WHAT THE EXERCISE ASKS:
Reduce the material below to its lines containing "interface".

DATA SUPPLIED:
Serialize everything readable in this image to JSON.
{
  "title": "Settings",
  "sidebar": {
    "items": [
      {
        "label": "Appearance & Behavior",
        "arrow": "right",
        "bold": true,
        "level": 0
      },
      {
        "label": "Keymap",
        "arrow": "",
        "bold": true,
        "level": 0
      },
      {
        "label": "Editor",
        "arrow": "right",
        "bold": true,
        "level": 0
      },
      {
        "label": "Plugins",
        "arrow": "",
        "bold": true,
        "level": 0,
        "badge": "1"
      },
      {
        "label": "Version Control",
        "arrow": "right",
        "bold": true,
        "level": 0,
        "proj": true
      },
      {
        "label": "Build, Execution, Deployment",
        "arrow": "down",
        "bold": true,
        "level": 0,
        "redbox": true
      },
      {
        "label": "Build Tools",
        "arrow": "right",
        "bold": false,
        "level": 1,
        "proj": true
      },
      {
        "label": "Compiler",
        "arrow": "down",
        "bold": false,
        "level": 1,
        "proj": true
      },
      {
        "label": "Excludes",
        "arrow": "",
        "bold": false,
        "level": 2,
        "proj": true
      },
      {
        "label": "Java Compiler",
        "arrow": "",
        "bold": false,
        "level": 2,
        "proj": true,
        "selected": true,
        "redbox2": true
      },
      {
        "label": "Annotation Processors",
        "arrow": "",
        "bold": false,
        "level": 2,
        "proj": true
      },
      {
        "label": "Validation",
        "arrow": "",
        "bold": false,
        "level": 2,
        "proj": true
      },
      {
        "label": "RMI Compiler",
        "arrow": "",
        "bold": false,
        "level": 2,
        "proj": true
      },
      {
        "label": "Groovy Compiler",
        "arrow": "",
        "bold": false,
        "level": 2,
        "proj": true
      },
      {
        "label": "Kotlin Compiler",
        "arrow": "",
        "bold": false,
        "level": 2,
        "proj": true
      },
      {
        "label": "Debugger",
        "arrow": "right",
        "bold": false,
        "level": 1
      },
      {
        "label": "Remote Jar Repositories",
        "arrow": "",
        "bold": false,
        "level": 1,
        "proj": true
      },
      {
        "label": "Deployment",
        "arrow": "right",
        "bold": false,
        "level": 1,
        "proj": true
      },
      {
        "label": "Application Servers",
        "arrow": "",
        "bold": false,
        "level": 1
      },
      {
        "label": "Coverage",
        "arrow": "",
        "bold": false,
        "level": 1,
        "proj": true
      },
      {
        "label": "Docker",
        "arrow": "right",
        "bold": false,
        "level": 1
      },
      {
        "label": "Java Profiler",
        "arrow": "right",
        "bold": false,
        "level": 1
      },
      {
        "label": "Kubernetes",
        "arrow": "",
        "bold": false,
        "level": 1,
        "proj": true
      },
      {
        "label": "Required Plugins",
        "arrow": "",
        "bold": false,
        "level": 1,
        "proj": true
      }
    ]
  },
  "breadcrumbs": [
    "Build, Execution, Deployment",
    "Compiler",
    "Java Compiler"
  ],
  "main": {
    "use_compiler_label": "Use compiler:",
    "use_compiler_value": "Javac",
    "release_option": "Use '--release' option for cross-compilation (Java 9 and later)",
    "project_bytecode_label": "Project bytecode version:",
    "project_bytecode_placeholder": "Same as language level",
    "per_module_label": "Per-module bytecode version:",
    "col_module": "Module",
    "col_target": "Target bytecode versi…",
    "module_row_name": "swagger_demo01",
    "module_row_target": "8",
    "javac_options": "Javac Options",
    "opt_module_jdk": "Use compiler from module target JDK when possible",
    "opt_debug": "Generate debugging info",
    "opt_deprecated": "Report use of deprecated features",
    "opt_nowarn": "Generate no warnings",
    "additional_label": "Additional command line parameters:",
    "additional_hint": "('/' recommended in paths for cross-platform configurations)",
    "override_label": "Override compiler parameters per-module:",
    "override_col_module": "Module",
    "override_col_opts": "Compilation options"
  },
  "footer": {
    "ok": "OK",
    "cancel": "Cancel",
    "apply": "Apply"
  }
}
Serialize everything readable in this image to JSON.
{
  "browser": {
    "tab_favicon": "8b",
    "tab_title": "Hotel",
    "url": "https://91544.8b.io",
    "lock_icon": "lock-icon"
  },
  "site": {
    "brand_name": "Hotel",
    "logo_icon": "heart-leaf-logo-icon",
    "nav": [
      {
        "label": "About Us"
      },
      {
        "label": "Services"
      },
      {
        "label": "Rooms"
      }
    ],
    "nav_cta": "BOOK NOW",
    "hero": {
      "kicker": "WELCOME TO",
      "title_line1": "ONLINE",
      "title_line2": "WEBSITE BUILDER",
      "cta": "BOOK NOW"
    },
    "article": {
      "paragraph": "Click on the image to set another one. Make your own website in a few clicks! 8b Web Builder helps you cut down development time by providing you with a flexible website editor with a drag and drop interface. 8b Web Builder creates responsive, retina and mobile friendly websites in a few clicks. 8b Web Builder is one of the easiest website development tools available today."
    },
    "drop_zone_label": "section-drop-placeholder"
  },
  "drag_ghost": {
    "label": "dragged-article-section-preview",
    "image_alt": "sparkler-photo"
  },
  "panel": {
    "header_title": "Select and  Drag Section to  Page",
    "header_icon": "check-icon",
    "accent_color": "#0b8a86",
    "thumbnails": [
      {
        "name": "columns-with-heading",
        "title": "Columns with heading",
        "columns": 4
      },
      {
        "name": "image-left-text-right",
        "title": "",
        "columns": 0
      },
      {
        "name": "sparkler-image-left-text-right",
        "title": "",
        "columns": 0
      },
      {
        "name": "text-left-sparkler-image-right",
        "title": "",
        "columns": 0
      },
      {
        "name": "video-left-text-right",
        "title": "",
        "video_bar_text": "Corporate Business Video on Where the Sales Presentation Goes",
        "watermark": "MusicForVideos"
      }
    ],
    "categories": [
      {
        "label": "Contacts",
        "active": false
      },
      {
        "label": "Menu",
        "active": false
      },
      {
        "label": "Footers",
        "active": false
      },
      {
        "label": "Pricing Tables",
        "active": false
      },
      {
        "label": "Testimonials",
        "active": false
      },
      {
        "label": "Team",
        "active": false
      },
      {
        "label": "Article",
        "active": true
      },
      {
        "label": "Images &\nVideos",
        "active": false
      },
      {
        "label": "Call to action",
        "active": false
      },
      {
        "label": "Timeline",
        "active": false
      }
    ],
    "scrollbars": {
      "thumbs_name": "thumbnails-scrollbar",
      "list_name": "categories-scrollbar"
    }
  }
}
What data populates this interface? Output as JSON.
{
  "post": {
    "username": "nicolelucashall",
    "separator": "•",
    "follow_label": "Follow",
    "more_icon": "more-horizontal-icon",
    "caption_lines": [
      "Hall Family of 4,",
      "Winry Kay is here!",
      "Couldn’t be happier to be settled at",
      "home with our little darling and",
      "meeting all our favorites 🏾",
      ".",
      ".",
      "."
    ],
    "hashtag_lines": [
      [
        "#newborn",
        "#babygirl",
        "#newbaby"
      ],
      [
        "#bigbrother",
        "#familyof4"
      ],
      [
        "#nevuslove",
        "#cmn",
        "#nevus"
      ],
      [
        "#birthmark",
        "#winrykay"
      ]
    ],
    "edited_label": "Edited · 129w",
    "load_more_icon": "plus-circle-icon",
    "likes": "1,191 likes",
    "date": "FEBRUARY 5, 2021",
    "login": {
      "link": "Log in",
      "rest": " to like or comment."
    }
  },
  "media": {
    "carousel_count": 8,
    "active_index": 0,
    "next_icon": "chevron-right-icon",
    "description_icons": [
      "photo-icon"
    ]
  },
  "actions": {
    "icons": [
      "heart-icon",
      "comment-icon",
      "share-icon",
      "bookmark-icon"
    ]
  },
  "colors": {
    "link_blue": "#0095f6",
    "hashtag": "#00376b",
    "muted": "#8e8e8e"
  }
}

RESULT OF THIS TASK:
      "paragraph": "Click on the image to set another one. Make your own website in a few clicks! 8b Web Builder helps you cut down development time by providing you with a flexible website editor with a drag and drop interface. 8b Web Builder creates responsive, retina and mobile friendly websites in a few clicks. 8b Web Builder is one of the easiest website development tools available today."
What data populates this interface? Output as JSON.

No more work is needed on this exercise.